   Right now I think you'll have your best opportunities for fly fishing success on the saltchuck. I have a few friends who have been catching some nice sea-run cutthroat out there. And there's a few coho and pink salmon reported being caught around here too now. (You guys are killing me with these pictures!!)  It is not surprising that it's been slow for salmon. But September has always been way better around here for coho and pink salmon fishing anyway. If we let them spawn we will have more fish. That's not the only factor affecting abundance. But it is the final factor - after everything else that we do know, and don't know about what is happening to them.  

Marty Leith's beautiful sea-run cutthroat.

   It hasn't been a very busy fishing season for me personally, as I have been sidetracked with an nagging arm injury from last spring, which made it impossible to row the dory or fly cast for over eight weeks. It's only in the last few weeks that I have been gingerly getting back to it. Taking a long healing break from fly fishing and casting, once you do go back to it- you feel like you're starting all over again. So I am working back into it all carefully. I never really planned on being this old, much less being this beat up, so it's all a lesson. Yogi Berra once said: "If you don't know where you're going, you won't know when you get there."  So now that I am almost dead, I'm trying to take better care of myself. This long break from guiding has been strange indeed.
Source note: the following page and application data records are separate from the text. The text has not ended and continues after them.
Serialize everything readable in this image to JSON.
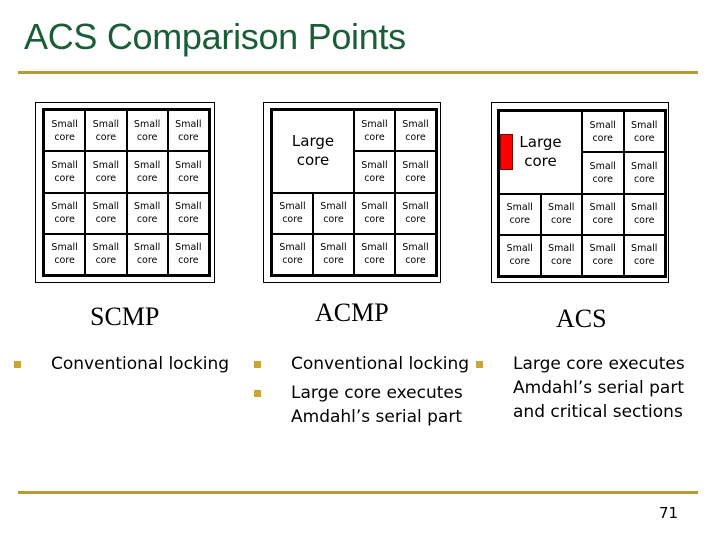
{
  "slide": {
    "title": "ACS Comparison Points",
    "page_number": "71",
    "accent_colors": {
      "title": "#1a5e36",
      "rule": "#b99a32",
      "bullet": "#c9a43a",
      "critical_section": "#ff0000"
    }
  },
  "scmp": {
    "label": "SCMP",
    "cells": [
      "Small",
      "core"
    ],
    "bullets": [
      "Conventional locking"
    ]
  },
  "acmp": {
    "label": "ACMP",
    "large_core": [
      "Large",
      "core"
    ],
    "small_core": [
      "Small",
      "core"
    ],
    "bullets": [
      "Conventional locking",
      "Large core executes Amdahl’s serial part"
    ]
  },
  "acs": {
    "label": "ACS",
    "large_core": [
      "Large",
      "core"
    ],
    "small_core": [
      "Small",
      "core"
    ],
    "bullets": [
      "Large core executes Amdahl’s serial part and critical sections"
    ]
  }
}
   I am still offering fly casting instruction. I do this in two-hour sessions.  Offering instruction for beginners through advanced casters, one or two students at a time generally. Though I do sometimes offer group classes and presentations. I have over 20 years of fly casting teaching experience. I was certified by the original F.F.F. Certified Casting Instructor program in 2000. And I also trained under Joan Wulff, and I was certified by Joan at her Casting Instructor School in 1999. You can contact me for booking details.

I also offer public presentations on fly fishing, fly tying, fly casting, and related conservation topics, for groups, fly clubs, educational programs, civic groups, etc. I am also offering public readings of my personal writings, essays, poetry etc., on the fly fishing life. These presentations are perfect for fly fishing club gatherings, outings, dinner meetings etc. We can adapt the readings duration to accommodate any reasonable schedule.

     I am wishing you a great end of summer season!

Bob Triggs
Little Stone Flyfisher